[[ EXCERPTED RECORDS open ]]
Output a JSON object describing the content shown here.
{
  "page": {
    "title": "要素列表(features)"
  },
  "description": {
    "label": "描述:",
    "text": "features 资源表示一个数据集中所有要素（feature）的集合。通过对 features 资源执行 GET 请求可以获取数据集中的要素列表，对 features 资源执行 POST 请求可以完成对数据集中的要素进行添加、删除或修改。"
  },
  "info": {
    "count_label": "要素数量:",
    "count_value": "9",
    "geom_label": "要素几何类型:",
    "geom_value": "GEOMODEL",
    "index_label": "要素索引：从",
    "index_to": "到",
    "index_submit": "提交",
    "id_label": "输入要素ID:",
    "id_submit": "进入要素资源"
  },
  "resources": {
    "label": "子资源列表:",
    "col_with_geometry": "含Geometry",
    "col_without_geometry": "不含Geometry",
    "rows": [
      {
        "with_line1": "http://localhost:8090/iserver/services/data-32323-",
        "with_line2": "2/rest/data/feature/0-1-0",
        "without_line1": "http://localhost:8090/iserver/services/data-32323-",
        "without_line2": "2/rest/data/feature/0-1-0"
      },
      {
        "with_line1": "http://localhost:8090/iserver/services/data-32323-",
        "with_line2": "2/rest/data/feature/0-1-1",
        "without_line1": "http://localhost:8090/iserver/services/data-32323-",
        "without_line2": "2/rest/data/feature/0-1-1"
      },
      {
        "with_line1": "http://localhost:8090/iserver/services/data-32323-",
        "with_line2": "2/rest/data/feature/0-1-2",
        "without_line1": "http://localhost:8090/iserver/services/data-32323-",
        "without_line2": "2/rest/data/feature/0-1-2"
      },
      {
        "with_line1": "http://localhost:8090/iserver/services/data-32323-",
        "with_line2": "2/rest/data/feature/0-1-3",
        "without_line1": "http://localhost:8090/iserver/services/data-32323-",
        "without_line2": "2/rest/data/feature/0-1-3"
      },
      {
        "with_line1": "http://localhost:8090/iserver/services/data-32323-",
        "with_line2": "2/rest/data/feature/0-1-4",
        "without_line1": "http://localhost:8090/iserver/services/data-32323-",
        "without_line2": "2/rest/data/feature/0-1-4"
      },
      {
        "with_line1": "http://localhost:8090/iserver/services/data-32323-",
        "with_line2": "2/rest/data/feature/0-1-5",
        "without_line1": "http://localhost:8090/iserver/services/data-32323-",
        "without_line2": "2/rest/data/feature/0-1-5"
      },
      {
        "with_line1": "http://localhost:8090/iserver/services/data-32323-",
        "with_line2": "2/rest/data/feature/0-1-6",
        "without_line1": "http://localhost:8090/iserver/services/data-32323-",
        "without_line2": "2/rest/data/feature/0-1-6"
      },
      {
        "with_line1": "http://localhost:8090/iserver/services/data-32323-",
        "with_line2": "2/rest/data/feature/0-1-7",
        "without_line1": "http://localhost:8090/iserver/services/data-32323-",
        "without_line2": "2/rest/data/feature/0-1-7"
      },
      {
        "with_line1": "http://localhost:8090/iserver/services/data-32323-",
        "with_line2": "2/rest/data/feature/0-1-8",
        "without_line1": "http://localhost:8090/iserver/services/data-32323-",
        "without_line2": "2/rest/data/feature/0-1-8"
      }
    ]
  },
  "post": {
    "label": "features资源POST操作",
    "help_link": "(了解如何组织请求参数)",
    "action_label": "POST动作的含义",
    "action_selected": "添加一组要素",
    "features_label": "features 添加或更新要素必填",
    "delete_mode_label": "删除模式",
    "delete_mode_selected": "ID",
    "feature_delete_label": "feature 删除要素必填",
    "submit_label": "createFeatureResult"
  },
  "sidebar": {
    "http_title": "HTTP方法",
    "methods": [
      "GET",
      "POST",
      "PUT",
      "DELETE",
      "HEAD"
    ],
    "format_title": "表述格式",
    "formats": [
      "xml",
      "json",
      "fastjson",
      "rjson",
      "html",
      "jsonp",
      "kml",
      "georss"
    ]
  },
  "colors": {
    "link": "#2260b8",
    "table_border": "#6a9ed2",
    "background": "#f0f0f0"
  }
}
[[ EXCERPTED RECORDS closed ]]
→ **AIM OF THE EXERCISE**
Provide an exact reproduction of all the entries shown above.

→ **EXERCISE RESULT**
Output a JSON object describing the content shown here.
{
  "page": {
    "title": "要素列表(features)"
  },
  "description": {
    "label": "描述:",
    "text": "features 资源表示一个数据集中所有要素（feature）的集合。通过对 features 资源执行 GET 请求可以获取数据集中的要素列表，对 features 资源执行 POST 请求可以完成对数据集中的要素进行添加、删除或修改。"
  },
  "info": {
    "count_label": "要素数量:",
    "count_value": "9",
    "geom_label": "要素几何类型:",
    "geom_value": "GEOMODEL",
    "index_label": "要素索引：从",
    "index_to": "到",
    "index_submit": "提交",
    "id_label": "输入要素ID:",
    "id_submit": "进入要素资源"
  },
  "resources": {
    "label": "子资源列表:",
    "col_with_geometry": "含Geometry",
    "col_without_geometry": "不含Geometry",
    "rows": [
      {
        "with_line1": "http://localhost:8090/iserver/services/data-32323-",
        "with_line2": "2/rest/data/feature/0-1-0",
        "without_line1": "http://localhost:8090/iserver/services/data-32323-",
        "without_line2": "2/rest/data/feature/0-1-0"
      },
      {
        "with_line1": "http://localhost:8090/iserver/services/data-32323-",
        "with_line2": "2/rest/data/feature/0-1-1",
        "without_line1": "http://localhost:8090/iserver/services/data-32323-",
        "without_line2": "2/rest/data/feature/0-1-1"
      },
      {
        "with_line1": "http://localhost:8090/iserver/services/data-32323-",
        "with_line2": "2/rest/data/feature/0-1-2",
        "without_line1": "http://localhost:8090/iserver/services/data-32323-",
        "without_line2": "2/rest/data/feature/0-1-2"
      },
      {
        "with_line1": "http://localhost:8090/iserver/services/data-32323-",
        "with_line2": "2/rest/data/feature/0-1-3",
        "without_line1": "http://localhost:8090/iserver/services/data-32323-",
        "without_line2": "2/rest/data/feature/0-1-3"
      },
      {
        "with_line1": "http://localhost:8090/iserver/services/data-32323-",
        "with_line2": "2/rest/data/feature/0-1-4",
        "without_line1": "http://localhost:8090/iserver/services/data-32323-",
        "without_line2": "2/rest/data/feature/0-1-4"
      },
      {
        "with_line1": "http://localhost:8090/iserver/services/data-32323-",
        "with_line2": "2/rest/data/feature/0-1-5",
        "without_line1": "http://localhost:8090/iserver/services/data-32323-",
        "without_line2": "2/rest/data/feature/0-1-5"
      },
      {
        "with_line1": "http://localhost:8090/iserver/services/data-32323-",
        "with_line2": "2/rest/data/feature/0-1-6",
        "without_line1": "http://localhost:8090/iserver/services/data-32323-",
        "without_line2": "2/rest/data/feature/0-1-6"
      },
      {
        "with_line1": "http://localhost:8090/iserver/services/data-32323-",
        "with_line2": "2/rest/data/feature/0-1-7",
        "without_line1": "http://localhost:8090/iserver/services/data-32323-",
        "without_line2": "2/rest/data/feature/0-1-7"
      },
      {
        "with_line1": "http://localhost:8090/iserver/services/data-32323-",
        "with_line2": "2/rest/data/feature/0-1-8",
        "without_line1": "http://localhost:8090/iserver/services/data-32323-",
        "without_line2": "2/rest/data/feature/0-1-8"
      }
    ]
  },
  "post": {
    "label": "features资源POST操作",
    "help_link": "(了解如何组织请求参数)",
    "action_label": "POST动作的含义",
    "action_selected": "添加一组要素",
    "features_label": "features 添加或更新要素必填",
    "delete_mode_label": "删除模式",
    "delete_mode_selected": "ID",
    "feature_delete_label": "feature 删除要素必填",
    "submit_label": "createFeatureResult"
  },
  "sidebar": {
    "http_title": "HTTP方法",
    "methods": [
      "GET",
      "POST",
      "PUT",
      "DELETE",
      "HEAD"
    ],
    "format_title": "表述格式",
    "formats": [
      "xml",
      "json",
      "fastjson",
      "rjson",
      "html",
      "jsonp",
      "kml",
      "georss"
    ]
  },
  "colors": {
    "link": "#2260b8",
    "table_border": "#6a9ed2",
    "background": "#f0f0f0"
  }
}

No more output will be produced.